What I like here is Donoghue's curious mind and the flights of imagination that the historical tidbits send her on. I'm continually astonished at the drama of everyday life, and I love that these stories are grounded in the truth.
Dion Graham, Khristine Hvam, James Langton, Robert Petkoff, and Suzanne Toren. (The latter two read parts in the other Donoghue book I've listened to: Room.) One fave (Graham, alas, narrates just one story: "Last Supper at Brown's"), two in the category of oh-you-are-very-good-and-I-will-listen-to-you-again (Hvam and Langton), and two that I would be fine not listening to ever again. All are simply terrific. Toren, whose narrations I have -- quite frankly -- never liked, surprised me with her breadth. In the credits, Toren and Langton are identified as directors.

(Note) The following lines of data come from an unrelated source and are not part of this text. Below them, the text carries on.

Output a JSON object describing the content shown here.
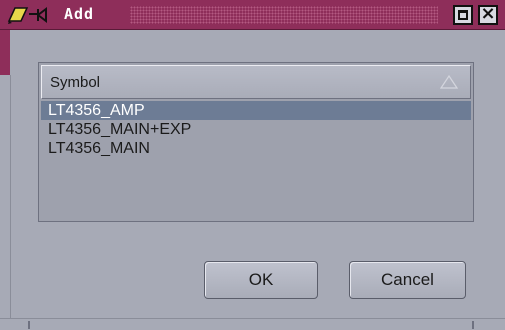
{
  "window": {
    "title": "Add"
  },
  "list": {
    "header": "Symbol",
    "rows": [
      {
        "label": "LT4356_AMP",
        "selected": true
      },
      {
        "label": "LT4356_MAIN+EXP",
        "selected": false
      },
      {
        "label": "LT4356_MAIN",
        "selected": false
      }
    ]
  },
  "buttons": {
    "ok_label": "OK",
    "cancel_label": "Cancel"
  },
  "icons": {
    "app": "edit-pencil-icon",
    "maximize": "maximize-icon",
    "close": "close-icon",
    "sort": "sort-ascending-icon"
  },
  "colors": {
    "titlebar": "#8e2e5a",
    "background": "#a7aab6",
    "selection": "#6d7c95"
  }
}
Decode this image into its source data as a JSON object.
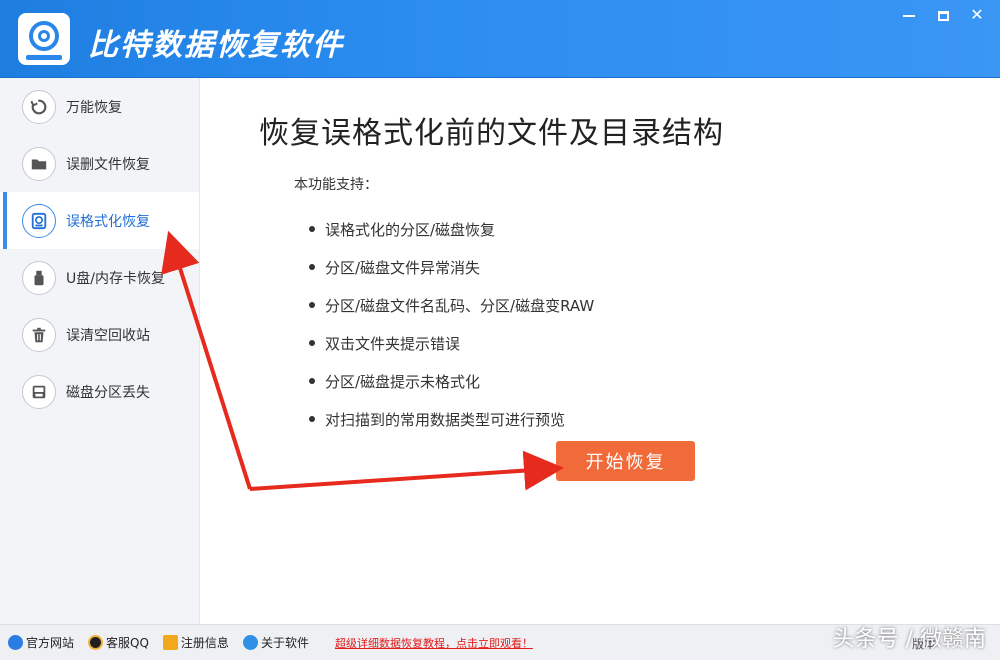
{
  "app": {
    "title": "比特数据恢复软件"
  },
  "window_controls": {
    "close_glyph": "✕"
  },
  "sidebar": {
    "items": [
      {
        "label": "万能恢复",
        "icon": "undo-circle-icon"
      },
      {
        "label": "误删文件恢复",
        "icon": "folder-icon"
      },
      {
        "label": "误格式化恢复",
        "icon": "format-disk-icon"
      },
      {
        "label": "U盘/内存卡恢复",
        "icon": "usb-drive-icon"
      },
      {
        "label": "误清空回收站",
        "icon": "trash-icon"
      },
      {
        "label": "磁盘分区丢失",
        "icon": "disk-partition-icon"
      }
    ],
    "active_index": 2
  },
  "main": {
    "headline": "恢复误格式化前的文件及目录结构",
    "support_title": "本功能支持：",
    "features": [
      "误格式化的分区/磁盘恢复",
      "分区/磁盘文件异常消失",
      "分区/磁盘文件名乱码、分区/磁盘变RAW",
      "双击文件夹提示错误",
      "分区/磁盘提示未格式化",
      "对扫描到的常用数据类型可进行预览"
    ],
    "start_button": "开始恢复"
  },
  "footer": {
    "links": [
      {
        "label": "官方网站",
        "icon": "ie-globe-icon",
        "color": "#2a7de1"
      },
      {
        "label": "客服QQ",
        "icon": "qq-penguin-icon",
        "color": "#1f1f1f"
      },
      {
        "label": "注册信息",
        "icon": "pencil-icon",
        "color": "#f2a81d"
      },
      {
        "label": "关于软件",
        "icon": "info-globe-icon",
        "color": "#2f90e6"
      }
    ],
    "promo": "超级详细数据恢复教程，点击立即观看！",
    "version": "版本"
  },
  "watermark": "头条号 / 微赣南",
  "colors": {
    "title_bar": "#2b8cf0",
    "accent": "#1f6fd6",
    "start_button": "#f06a3a",
    "annotation_arrow": "#e62a1e",
    "promo": "#e21b1b"
  }
}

Langton takes gold for me: He's simply wonderful as the self-satisfied, yet emotionally stunted, Matthew Scott; but also he shines in two stories I didn't actually like very much: "The Lost Seed," about a holier-than-thou colonist in 17th century Massachusetts; and he's devastating as a young Hessian in the British army forced to rape young American women as part of a conquering army in "The Hunt." He's also funny/sad in telling the story of two young gold prospectors barely hanging on (to each other) in the Klondike ("Snowblind"). His characters sound like they are just confiding their story to you, the listener, with all the emotional quality that implies. He's having a delightful one-sided conversation. The gentle irony he imparts to the ridiculous history of Jumbo the elephant epitomizes his conversational narrative style.
Each story opens with the tale's location and title and concludes with an underbed of music before the author's note. This is so helpful to a listener, giving you those important clues that help to guide your stopping and starting. (I think I might have been especially cognizant of these clues as Astray was one of the many [five!] books I listened to in an attempt to break up the tedium that was The Legend of Broken, which offered absolutely no guidance whatsoever, as it went on and on and on. I swear the sentences had no end. But more about this in a bit.)

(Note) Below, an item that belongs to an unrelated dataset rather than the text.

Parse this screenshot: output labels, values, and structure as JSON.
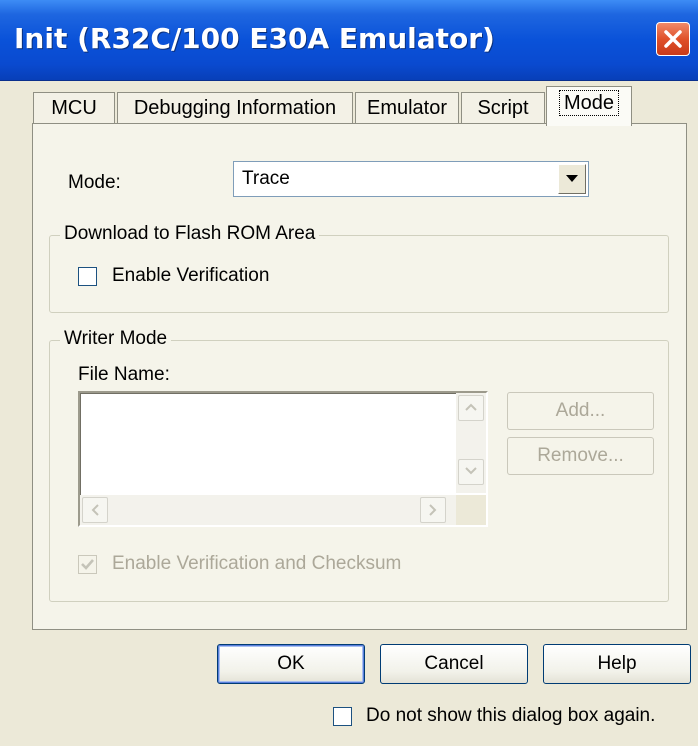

There's also a final essay by the author, read by her in her slightly lilting Irish/Canadian accent. She's too choppy to narrate a full book, but she holds her own among the heavyweights. All in all, an outstanding audio production. I'm not the only one to think so: AudioFile magazine gave it an Earphones Award, and it's up for a 2013 Audie. I've listened to quite a few good books this year, but this is most definitely the best of those published most recently.
In the department of it-really-doesn't-matter-but-I-find-it-interesting-anyway: The credits of the audiobook read as follows: Langton, Hvam, Petkoff, Toren, Graham. I wonder if that's mic time. Just curious.
[Matthew Scott and Jumbo giving a ride to children at the London Zoo, retrieved from Wikimedia Commons.]
Astray by Emma Donoghue
Narrated by Dion Graham, Khristine Hvam, James Langton, Robert Petkoff, and Suzanne Toren
Hachette Audio, 2012. 6:31